Fighting Back:

The battle against CWD is being waged on multiple fronts. Surveillance and testing programs are vital for early detection and containment. Public awareness campaigns educate communities about responsible hunting practices and potential risks.

A Glimmer of Hope in the Gloom:

Scientific advancements offer a beacon of hope. Researchers are exploring potential treatments and preventive measures, including vaccines. Collaboration between scientists, wildlife agencies, and the public is key to mitigating the impact of CWD.

Looking Ahead:

CWD presents a complex and evolving challenge. Emerging threats like potential mutations and adaptation to new species are sobering reminders of the urgency.

A Global Effort for a Shared Future:

International collaboration is indispensable in managing CWD effectively. Sharing knowledge, implementing best practices, and fostering coordinated surveillance can mitigate this global threat.

A Call to Action:

CWD is not just a deer problem; it’s a threat to our ecosystems, our economies, and potentially, our health. We must act now, with vigilance and proactive measures, to protect our wildlife, our communities, and our future. By understanding the complexities of CWD, supporting ongoing research, and adopting responsible practices, we can confront this chilling enigma and safeguard the delicate balance of our world.

The Pathogenesis of CWD:

CWD is a progressive neurodegenerative disease that affects the brain and nervous system. The disease is caused by the accumulation of misfolded proteins called prions. These rogue molecules disrupt the normal function of neurons, leading to cell death and tissue damage.

The symptoms of CWD typically appear 1-2 years after infection. Infected animals may exhibit a variety of signs, including:

  • Weight loss
  • Drooling
  • Listlessness
  • Stumbling
  • Apathy
  • A blank stare

As the disease progresses, infected animals may become increasingly debilitated and eventually die.

Transmission of CWD:

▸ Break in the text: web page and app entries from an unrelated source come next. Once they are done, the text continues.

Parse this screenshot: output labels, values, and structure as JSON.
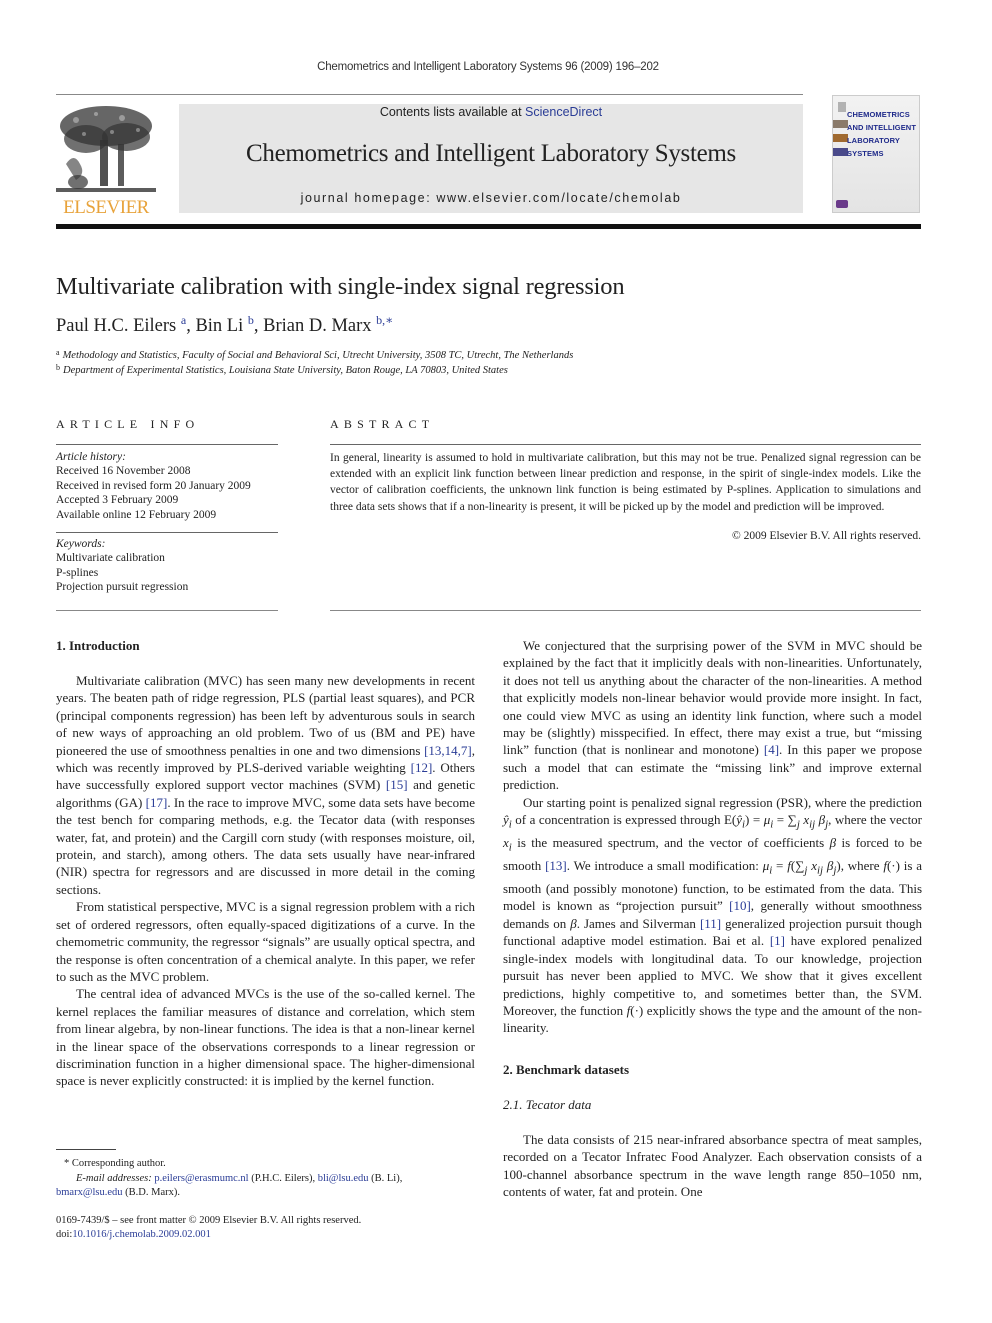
{
  "running_head": "Chemometrics and Intelligent Laboratory Systems 96 (2009) 196–202",
  "header": {
    "publisher_logo_text": "ELSEVIER",
    "contents_prefix": "Contents lists available at ",
    "contents_link": "ScienceDirect",
    "journal_title": "Chemometrics and Intelligent Laboratory Systems",
    "homepage_label": "journal homepage: www.elsevier.com/locate/chemolab",
    "cover_lines": [
      "CHEMOMETRICS",
      "AND INTELLIGENT",
      "LABORATORY",
      "SYSTEMS"
    ]
  },
  "article": {
    "title": "Multivariate calibration with single-index signal regression",
    "authors": [
      {
        "name": "Paul H.C. Eilers",
        "sup": "a"
      },
      {
        "name": "Bin Li",
        "sup": "b"
      },
      {
        "name": "Brian D. Marx",
        "sup": "b,∗"
      }
    ],
    "affiliations": [
      {
        "sup": "a",
        "text": "Methodology and Statistics, Faculty of Social and Behavioral Sci, Utrecht University, 3508 TC, Utrecht, The Netherlands"
      },
      {
        "sup": "b",
        "text": "Department of Experimental Statistics, Louisiana State University, Baton Rouge, LA 70803, United States"
      }
    ]
  },
  "article_info": {
    "heading": "ARTICLE INFO",
    "history_label": "Article history:",
    "history": [
      "Received 16 November 2008",
      "Received in revised form 20 January 2009",
      "Accepted 3 February 2009",
      "Available online 12 February 2009"
    ],
    "keywords_label": "Keywords:",
    "keywords": [
      "Multivariate calibration",
      "P-splines",
      "Projection pursuit regression"
    ]
  },
  "abstract": {
    "heading": "ABSTRACT",
    "text": "In general, linearity is assumed to hold in multivariate calibration, but this may not be true. Penalized signal regression can be extended with an explicit link function between linear prediction and response, in the spirit of single-index models. Like the vector of calibration coefficients, the unknown link function is being estimated by P-splines. Application to simulations and three data sets shows that if a non-linearity is present, it will be picked up by the model and prediction will be improved.",
    "copyright": "© 2009 Elsevier B.V. All rights reserved."
  },
  "body": {
    "section1_heading": "1. Introduction",
    "left": {
      "p1": {
        "a": "Multivariate calibration (MVC) has seen many new developments in recent years. The beaten path of ridge regression, PLS (partial least squares), and PCR (principal components regression) has been left by adventurous souls in search of new ways of approaching an old problem. Two of us (BM and PE) have pioneered the use of smoothness penalties in one and two dimensions ",
        "ref1": "[13,14,7]",
        "b": ", which was recently improved by PLS-derived variable weighting ",
        "ref2": "[12]",
        "c": ". Others have successfully explored support vector machines (SVM) ",
        "ref3": "[15]",
        "d": " and genetic algorithms (GA) ",
        "ref4": "[17]",
        "e": ". In the race to improve MVC, some data sets have become the test bench for comparing methods, e.g. the Tecator data (with responses water, fat, and protein) and the Cargill corn study (with responses moisture, oil, protein, and starch), among others. The data sets usually have near-infrared (NIR) spectra for regressors and are discussed in more detail in the coming sections."
      },
      "p2": "From statistical perspective, MVC is a signal regression problem with a rich set of ordered regressors, often equally-spaced digitizations of a curve. In the chemometric community, the regressor “signals” are usually optical spectra, and the response is often concentration of a chemical analyte. In this paper, we refer to such as the MVC problem.",
      "p3": "The central idea of advanced MVCs is the use of the so-called kernel. The kernel replaces the familiar measures of distance and correlation, which stem from linear algebra, by non-linear functions. The idea is that a non-linear kernel in the linear space of the observations corresponds to a linear regression or discrimination function in a higher dimensional space. The higher-dimensional space is never explicitly constructed: it is implied by the kernel function."
    },
    "right": {
      "p1": {
        "a": "We conjectured that the surprising power of the SVM in MVC should be explained by the fact that it implicitly deals with non-linearities. Unfortunately, it does not tell us anything about the character of the non-linearities. A method that explicitly models non-linear behavior would provide more insight. In fact, one could view MVC as using an identity link function, where such a model may be (slightly) misspecified. In effect, there may exist a true, but “missing link” function (that is nonlinear and monotone) ",
        "ref1": "[4]",
        "b": ". In this paper we propose such a model that can estimate the “missing link” and improve external prediction."
      },
      "p2": {
        "a": "Our starting point is penalized signal regression (PSR), where the prediction ",
        "m1": "ŷ",
        "m1sub": "i",
        "b": " of a concentration is expressed through E(",
        "m2": "ŷ",
        "m2sub": "i",
        "c": ") = ",
        "m3": "μ",
        "m3sub": "i",
        "d": " = ∑",
        "dsub": "j",
        "e": " ",
        "m4": "x",
        "m4sub": "ij",
        "f": " ",
        "m5": "β",
        "m5sub": "j",
        "g": ", where the vector ",
        "m6": "x",
        "m6sub": "i",
        "h": " is the measured spectrum, and the vector of coefficients ",
        "m7": "β",
        "i": " is forced to be smooth ",
        "ref1": "[13]",
        "j": ". We introduce a small modification: ",
        "m8": "μ",
        "m8sub": "i",
        "k": " = ",
        "m9": "f",
        "l": "(∑",
        "lsub": "j",
        "m": " ",
        "m10": "x",
        "m10sub": "ij",
        "n": " ",
        "m11": "β",
        "m11sub": "j",
        "o": "), where ",
        "m12": "f",
        "p": "(·) is a smooth (and possibly monotone) function, to be estimated from the data. This model is known as “projection pursuit” ",
        "ref2": "[10]",
        "q": ", generally without smoothness demands on ",
        "m13": "β",
        "r": ". James and Silverman ",
        "ref3": "[11]",
        "s": " generalized projection pursuit though functional adaptive model estimation. Bai et al. ",
        "ref4": "[1]",
        "t": " have explored penalized single-index models with longitudinal data. To our knowledge, projection pursuit has never been applied to MVC. We show that it gives excellent predictions, highly competitive to, and sometimes better than, the SVM. Moreover, the function ",
        "m14": "f",
        "u": "(·) explicitly shows the type and the amount of the non-linearity."
      },
      "section2_heading": "2. Benchmark datasets",
      "section21_heading": "2.1. Tecator data",
      "p3": "The data consists of 215 near-infrared absorbance spectra of meat samples, recorded on a Tecator Infratec Food Analyzer. Each observation consists of a 100-channel absorbance spectrum in the wave length range 850–1050 nm, contents of water, fat and protein. One"
    }
  },
  "footnotes": {
    "corresponding": "* Corresponding author.",
    "email_label": "E-mail addresses:",
    "emails": [
      {
        "addr": "p.eilers@erasmumc.nl",
        "who": " (P.H.C. Eilers), "
      },
      {
        "addr": "bli@lsu.edu",
        "who": " (B. Li),"
      },
      {
        "addr": "bmarx@lsu.edu",
        "who": " (B.D. Marx)."
      }
    ],
    "frontmatter": "0169-7439/$ – see front matter © 2009 Elsevier B.V. All rights reserved.",
    "doi_label": "doi:",
    "doi": "10.1016/j.chemolab.2009.02.001"
  },
  "colors": {
    "link": "#2a3c96",
    "elsevier_orange": "#e8a33b",
    "banner_bg": "#e6e6e6"
  }
}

CWD is primarily transmitted through direct contact with bodily fluids from infected animals. This can occur through saliva, urine, feces, or blood. The disease can also be transmitted through prion-contaminated carcasses or soil.

CWD is not spread through the air, water, or insect bites.

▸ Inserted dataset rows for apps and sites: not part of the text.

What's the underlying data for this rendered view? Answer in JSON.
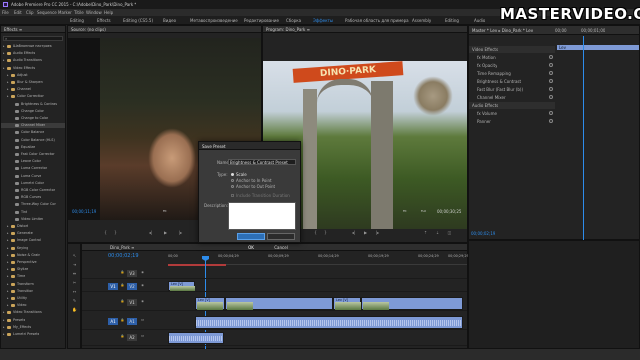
{
  "titlebar": {
    "title": "Adobe Premiere Pro CC 2015 - C:\\Adobe\\Dino_Park\\Dino_Park *"
  },
  "window_controls": [
    "–",
    "□",
    "✕"
  ],
  "watermark": "MASTERVIDEO.ORG",
  "menu": [
    "File",
    "Edit",
    "Clip",
    "Sequence",
    "Marker",
    "Titile",
    "Window",
    "Help"
  ],
  "workspaces": [
    "Editing",
    "Effects",
    "Editing (CS5.5)",
    "Видео",
    "Метавоспроизведение",
    "Редактирование",
    "Сборка",
    "Эффекты",
    "Рабочая область для примера",
    "Assembly",
    "Editing",
    "Audio"
  ],
  "effects_panel": {
    "tab": "Effects ≡",
    "tree": [
      "Шаблонные настроек",
      "Audio Effects",
      "Audio Transitions",
      "Video Effects",
      "Adjust",
      "Blur & Sharpen",
      "Channel",
      "Color Correction",
      "Brightness & Contras",
      "Change Color",
      "Change to Color",
      "Channel Mixer",
      "Color Balance",
      "Color Balance (HLS)",
      "Equalize",
      "Fast Color Corrector",
      "Leave Color",
      "Luma Corrector",
      "Luma Curve",
      "Lumetri Color",
      "RGB Color Corrector",
      "RGB Curves",
      "Three-Way Color Cor",
      "Tint",
      "Video Limiter",
      "Distort",
      "Generate",
      "Image Control",
      "Keying",
      "Noise & Grain",
      "Perspective",
      "Stylize",
      "Time",
      "Transform",
      "Transition",
      "Utility",
      "Video",
      "Video Transitions",
      "Presets",
      "My_Effects",
      "Lumetri Presets"
    ]
  },
  "source_monitor": {
    "tab": "Source: (no clips)",
    "timecode": "00;00;11;19",
    "zoom": "Fit",
    "duration": "00;00;17;09"
  },
  "program_monitor": {
    "tab": "Program: Dino_Park ≡",
    "timecode": "00;00;02;19",
    "zoom": "Fit",
    "full": "Full",
    "duration": "00;00;30;25",
    "sign": "DINO·PARK"
  },
  "effect_controls": {
    "header": "Master * Lev  ▸ Dino_Park * Lev",
    "clip_label": "Lev",
    "timecodes": [
      "00;00",
      "00;00;01;00"
    ],
    "rows": [
      "Video Effects",
      "fx Motion",
      "fx Opacity",
      "Time Remapping",
      "Brightness & Contrast",
      "Fast Blur (Fast Blur (b))",
      "Channel Mixer",
      "Audio Effects",
      "fx Volume",
      "Panner"
    ],
    "current_time": "00;00;02;19"
  },
  "dialog": {
    "title": "Save Preset",
    "name_label": "Name:",
    "name_value": "Brightness & Contrast Preset",
    "type_label": "Type:",
    "options": [
      "Scale",
      "Anchor to In Point",
      "Anchor to Out Point"
    ],
    "checkbox": "Include Transition Duration",
    "description_label": "Description:",
    "ok": "OK",
    "cancel": "Cancel"
  },
  "timeline": {
    "tab": "Dino_Park ≡",
    "timecode": "00;00;02;19",
    "ruler": [
      "00;00",
      "00;00;04;29",
      "00;00;09;29",
      "00;00;14;29",
      "00;00;19;29",
      "00;00;24;29",
      "00;00;29;29"
    ],
    "tracks": [
      {
        "patch": "",
        "name": "V3"
      },
      {
        "patch": "V1",
        "name": "V2"
      },
      {
        "patch": "",
        "name": "V1"
      },
      {
        "patch": "A1",
        "name": "A1"
      },
      {
        "patch": "",
        "name": "A2"
      }
    ],
    "clips": {
      "v2_first": "Lev [V]",
      "v1_a": "Lev [V]",
      "v1_b": "Lev [V]"
    }
  },
  "colors": {
    "accent": "#2d8ceb",
    "clip": "#7e9ad6",
    "playhead": "#2d8ceb",
    "dialog": "#3a3a3a"
  }
}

Risks to Humans:

The risk of CWD transmission to humans is a serious concern. While no confirmed cases of human CWD have been reported, research suggests that the disease may be able to cross the species barrier.

The main risk of CWD transmission to humans is through the consumption of infected meat. CWD prions can survive cooking and can be found in the brain, spinal cord, and other organs of infected animals.

Other potential risks of human CWD exposure include:

  • Occupational exposure – People who work with deer or other cervids may be at increased risk of exposure to CWD prions.
  • Environmental exposure – People who live in areas where CWD is present may be exposed to prions through contaminated soil or water.

Prevention and Control:

There is currently no cure for CWD. The best way to prevent the spread of the disease is to reduce contact between humans and infected animals.

The following are some tips for preventing CWD:

  • Do not consume venison from animals that have tested positive for CWD.
  • Avoid contact with deer or other cervids that are showing signs of CWD.
  • Dispose of deer carcasses properly.

Research and Development:

Researchers are working to develop new treatments and preventive measures for CWD. Some promising areas of research include:

  • Vaccines – Researchers are developing vaccines that could protect animals from CWD infection.
  • Treatments – Researchers are investigating potential treatments that could slow the progression of CWD in infected animals.
  • Diagnostics – Researchers are developing more sensitive and accurate diagnostic tests for CWD.

Conclusion:

CWD is a serious threat to wildlife and humans alike. Continued research and collaboration are essential to developing effective prevention and control measures.